The opinion of the court was delivered by: SHADUR
MEMORANDUM OPINION AND ORDER
On June 11, 1998 the jury in this criminal case found Darwin Montana ("Montana") not guilty on Count One and guilty on Counts Two and Three of the three-count indictment.
After defense counsel Luis Galvan ("Galvan") had filed motions for a judgment of acquittal and for a new trial, new counsel Phillip Turner ("Turner") entered an appearance for Montana in substitution for Galvan, was granted additional time to file supplemental post-trial motions and has now filed a supplemental motion for new trial. For the reasons stated in this memorandum opinion and order, all motions filed on Montana's behalf are denied.
Motion for Judgment of Acquittal
Before being replaced by Turner, trial attorney Galvan moved under Fed. R. Crim. P. ("Rule") 29 that the jury verdict on Counts Two and Three be set aside in favor of a judgment of acquittal. But the motion correctly concedes that the high hurdle that defense counsel must surmount for that purpose is to demonstrate that the evidence taken in the light most favorable to the prosecution failed to prove Montana's guilt beyond a reasonable doubt--indeed, as reconfirmed in such cases as United States v. Sax, 39 F.3d 1380, 1385 (7th Cir. 1994), a conviction is to be reversed "only if no rational trier of fact could have found the essential elements of the offense charged beyond a reasonable doubt." Montana plainly fails to meet that test.
If anything about the outcome of the trial was surprising in light of the evidence, it was not Montana's conviction on Count Two or Count Three, but rather his acquittal on Count One. Any possible inconsistency within the verdict would not of course be a ground for relief (see, e.g., United States v. Sims, 144 F.3d 1082, 1083-84 (7th Cir. 1998), adhering to the definitive pronouncement in United States v. Powell, 469 U.S. 57, 64-65, 83 L. Ed. 2d 461, 105 S. Ct. 471 (1984)). And in this instance, not only was there no necessary inconsistency in the jury's determinations but--more importantly--the proof of Montana's guilt as to both Counts Two and Three was overwhelming.
It was conceivable for the jury (even though a not guilty verdict on Count One would most likely be considered to have been against the manifest weight of the evidence if this were a civil case) to credit the story, as told by Dodd, that Montana had repeatedly urged Dodd not to carry out his announced plans to rob a bank.

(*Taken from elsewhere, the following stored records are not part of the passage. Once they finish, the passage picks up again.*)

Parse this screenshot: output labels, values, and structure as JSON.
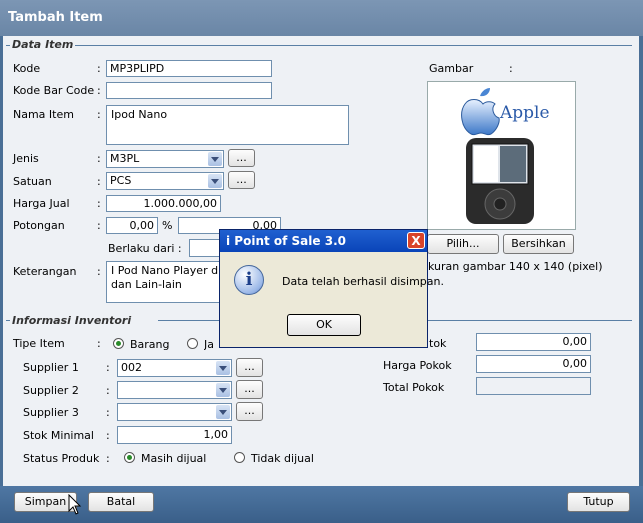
{
  "window": {
    "title": "Tambah Item"
  },
  "data_item": {
    "section_title": "Data Item",
    "kode": {
      "label": "Kode",
      "value": "MP3PLIPD"
    },
    "kode_bar_code": {
      "label": "Kode Bar Code",
      "value": ""
    },
    "nama_item": {
      "label": "Nama Item",
      "value": "Ipod Nano"
    },
    "jenis": {
      "label": "Jenis",
      "value": "M3PL"
    },
    "satuan": {
      "label": "Satuan",
      "value": "PCS"
    },
    "harga_jual": {
      "label": "Harga Jual",
      "value": "1.000.000,00"
    },
    "potongan": {
      "label": "Potongan",
      "value": "0,00",
      "percent": "%",
      "amount": "0,00"
    },
    "berlaku_dari": {
      "label": "Berlaku dari :"
    },
    "keterangan": {
      "label": "Keterangan",
      "value": "I Pod Nano Player d\ndan Lain-lain"
    },
    "colon": ":",
    "browse": "...",
    "gambar": {
      "label": "Gambar",
      "colon": ":",
      "logo_text": "Apple",
      "pilih": "Pilih...",
      "bersihkan": "Bersihkan",
      "size_note": "kuran gambar 140 x 140 (pixel)"
    }
  },
  "inventori": {
    "section_title": "Informasi Inventori",
    "tipe_item": {
      "label": "Tipe Item",
      "options": [
        "Barang",
        "Ja"
      ],
      "selected": "Barang"
    },
    "supplier1": {
      "label": "Supplier 1",
      "value": "002"
    },
    "supplier2": {
      "label": "Supplier 2",
      "value": ""
    },
    "supplier3": {
      "label": "Supplier 3",
      "value": ""
    },
    "stok_minimal": {
      "label": "Stok Minimal",
      "value": "1,00"
    },
    "status_produk": {
      "label": "Status Produk",
      "options": [
        "Masih dijual",
        "Tidak dijual"
      ],
      "selected": "Masih dijual"
    },
    "stok": {
      "label": "tok",
      "value": "0,00"
    },
    "harga_pokok": {
      "label": "Harga Pokok",
      "value": "0,00"
    },
    "total_pokok": {
      "label": "Total Pokok",
      "value": ""
    }
  },
  "footer": {
    "simpan": "Simpan",
    "batal": "Batal",
    "tutup": "Tutup"
  },
  "dialog": {
    "title": "i Point of Sale 3.0",
    "message": "Data telah berhasil disimpan.",
    "ok": "OK",
    "close": "X",
    "icon": "i"
  }
}
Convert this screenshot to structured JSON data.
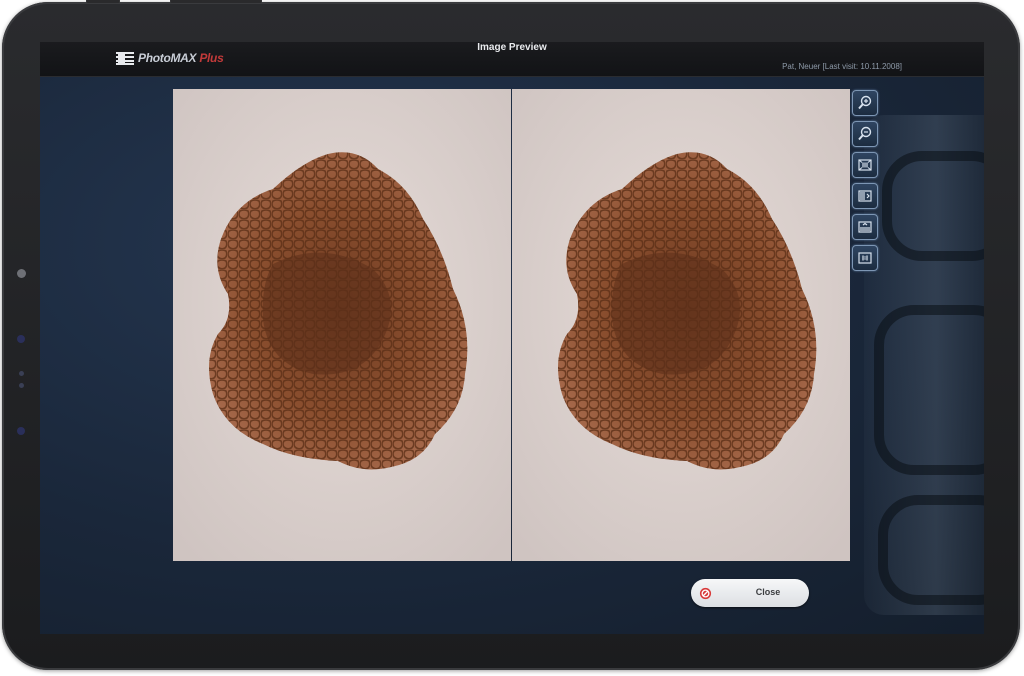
{
  "app": {
    "logo_name": "PhotoMAX",
    "logo_suffix": "Plus",
    "window_title": "Image Preview",
    "patient_info": "Pat, Neuer [Last visit: 10.11.2008]"
  },
  "toolbar": {
    "tools": [
      {
        "icon": "zoom-in-icon"
      },
      {
        "icon": "zoom-out-icon"
      },
      {
        "icon": "fit-screen-icon"
      },
      {
        "icon": "compare-left-icon"
      },
      {
        "icon": "compare-split-icon"
      },
      {
        "icon": "actual-size-icon"
      }
    ]
  },
  "actions": {
    "close_label": "Close",
    "close_icon": "no-entry-icon"
  },
  "colors": {
    "accent_red": "#c33a3a",
    "screen_bg": "#1e2a3c",
    "skin": "#dcd2cf",
    "lesion": "#6b3a20"
  }
}
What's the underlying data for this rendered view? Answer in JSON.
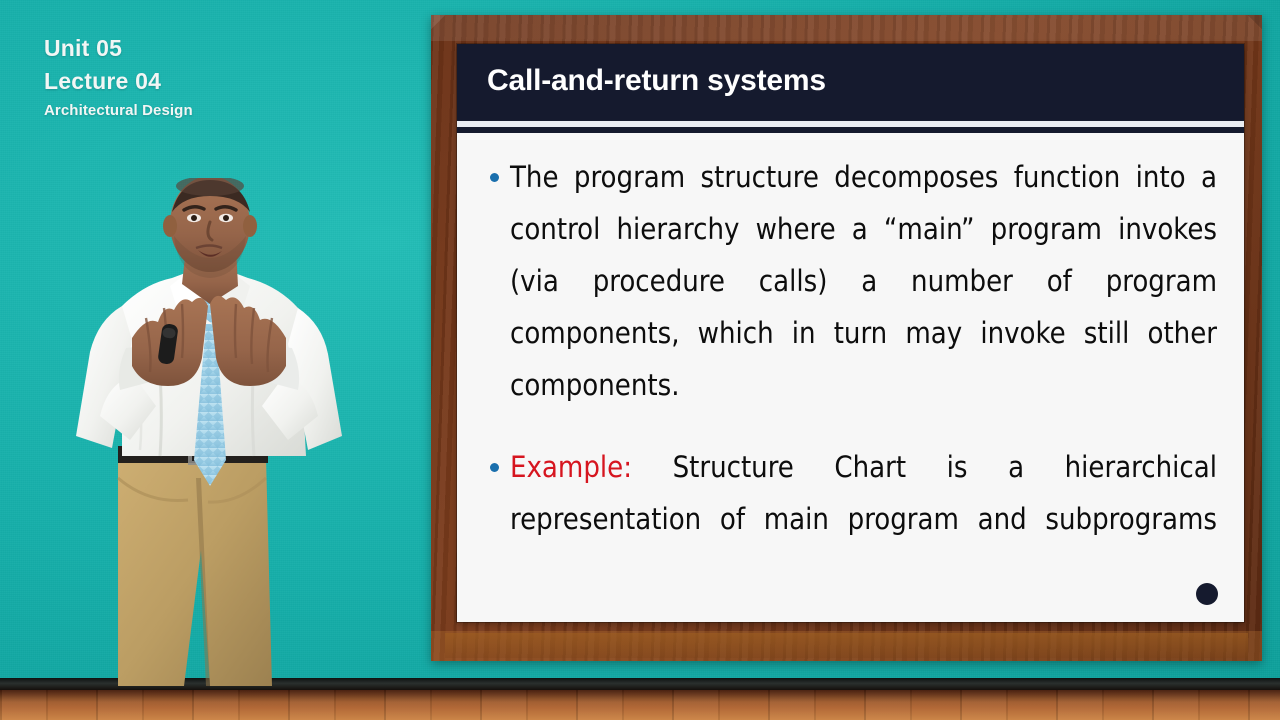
{
  "colors": {
    "wall_teal": "#17b2ac",
    "frame_wood": "#6d3318",
    "floor_wood": "#a9571f",
    "title_bar": "#151a2e",
    "slide_bg": "#f7f7f7",
    "bullet_blue": "#1a6fad",
    "emphasis_red": "#d6151f",
    "label_text": "#f2f6f5"
  },
  "overlay": {
    "unit": "Unit 05",
    "lecture": "Lecture 04",
    "subtitle": "Architectural Design"
  },
  "slide": {
    "title": "Call-and-return systems",
    "bullets": [
      {
        "id": "bullet-program-structure",
        "lines": [
          "The program structure decomposes function into a",
          "control hierarchy where a “main” program invokes",
          "(via procedure calls) a number of program",
          "components, which in turn may invoke still other",
          "components."
        ],
        "emphasis": ""
      },
      {
        "id": "bullet-example",
        "lines": [
          "Structure Chart is a hierarchical",
          "representation of main program and subprograms"
        ],
        "emphasis": "Example:"
      }
    ],
    "page_marker": "●"
  },
  "presenter": {
    "description": "presenter-standing",
    "shirt_color": "#f4f5f3",
    "tie_color": "#a9d9ec",
    "trousers_color": "#c2a46a",
    "belt_color": "#23201d",
    "skin_color": "#9c6a4b",
    "mic_color": "#1c1c1c"
  }
}
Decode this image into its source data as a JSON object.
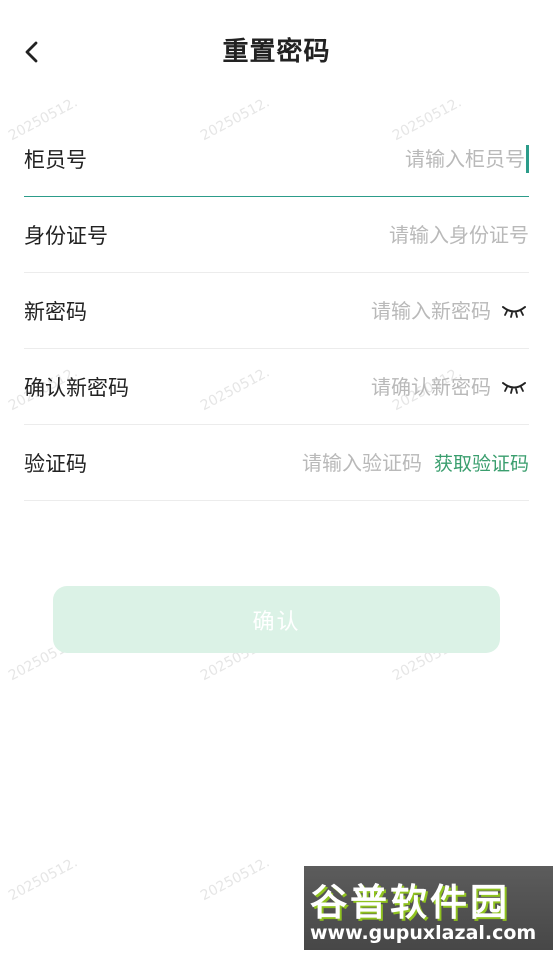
{
  "header": {
    "title": "重置密码"
  },
  "form": {
    "teller_no": {
      "label": "柜员号",
      "placeholder": "请输入柜员号"
    },
    "id_card": {
      "label": "身份证号",
      "placeholder": "请输入身份证号"
    },
    "new_password": {
      "label": "新密码",
      "placeholder": "请输入新密码"
    },
    "confirm_password": {
      "label": "确认新密码",
      "placeholder": "请确认新密码"
    },
    "verify_code": {
      "label": "验证码",
      "placeholder": "请输入验证码",
      "action": "获取验证码"
    }
  },
  "confirm_button": {
    "label": "确认"
  },
  "watermark": {
    "text": "20250512."
  },
  "logo": {
    "name": "谷普软件园",
    "url": "www.gupuxlazal.com"
  },
  "icons": {
    "back": "chevron-left-icon",
    "password_toggle": "eye-closed-icon"
  },
  "colors": {
    "accent": "#2c9c8a",
    "link": "#3a9e6e",
    "button_disabled_bg": "#dbf2e6",
    "placeholder": "#b9b9b9"
  }
}
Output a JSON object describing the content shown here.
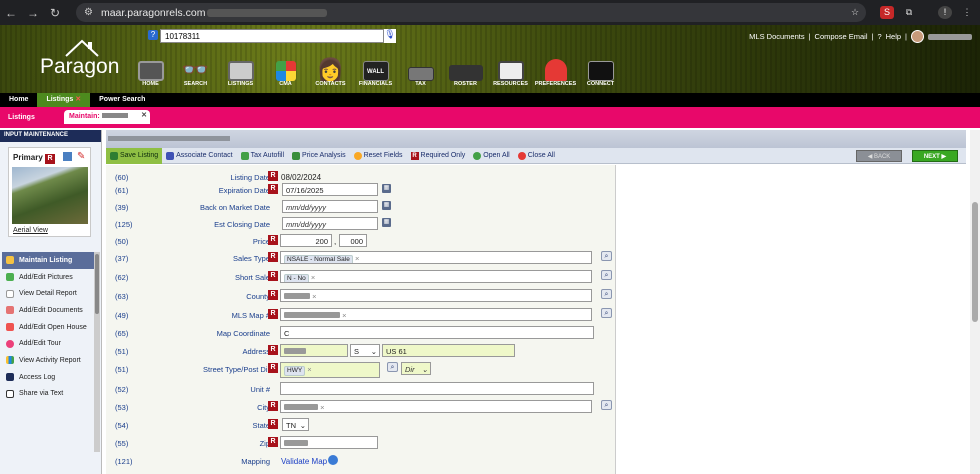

That in turn was the only real linchpin in the evidence for a conclusion that, until the robbery was actually committed, Montana was unaware of Dodd's intention to rob the bank on the day of the event--thus supporting the jury's determination that Montana should be acquitted on the Count One conspiracy charge. But even on that premise, it was surely in order for the jury also to determine that all the circumstances of Montana's and Dodd's conduct once Dodd reentered the car after he had knocked off the bank--at that point wheelman Montana then sped away (while Dodd was in the back seat stripping himself of the outer set of clothes that he had worn to commit the robbery), at the same time forcing law enforcement people in several cars to engage in a high-speed chase (up to 65 miles per hour in a residential area) until Montana's evasive tactics and high speed driving caused the car to crash into the porch of a residence and come to a stop--supported Montana's conviction on Count Two.
In that respect, the jury was instructed in connection with the Count Two bank robbery charge that one way in which the government could obtain a guilty verdict was to prove beyond a reasonable doubt that Montana was guilty of the Count One conspiracy charge, coupled with proof beyond a reasonable doubt of the several substantive elements of a bank robbery charge. That instruction was of course rendered inapplicable by the Count One acquittal. But the jury was also given the following instruction:
Any person who knowingly aids, abets, counsels, commands, induces or procures the commission of a crime is guilty of that crime. However, that person must knowingly associate with the criminal venture, participate in it, and try to make it succeed.
If you then find that the government has proved beyond a reasonable doubt each of the propositions stated in the instruction regarding the Count Two charge of bank robbery, except for the references to conspiracy in that instruction, and if you further find that the government has proved beyond a reasonable doubt that defendant acted in the manner described in this instruction with respect to James Dodd's commission of the crime of bank robbery, you may find defendant guilty of the charge in Count Two.
It was certainly rational for the jury to have found each of those elements to have been proved beyond a reasonable doubt.
As for Count III, the applicable jury instruction was this:
In Count Three, defendant is charged with knowingly using and carrying a firearm during and in relation to a crime of violence. To sustain that charge the government must prove each of the following propositions beyond a reasonable doubt:
First, that defendant is guilty of the charge of bank robbery in Count Two; and
Second, that James Dodd knowingly used or carried a handgun during and in relation ...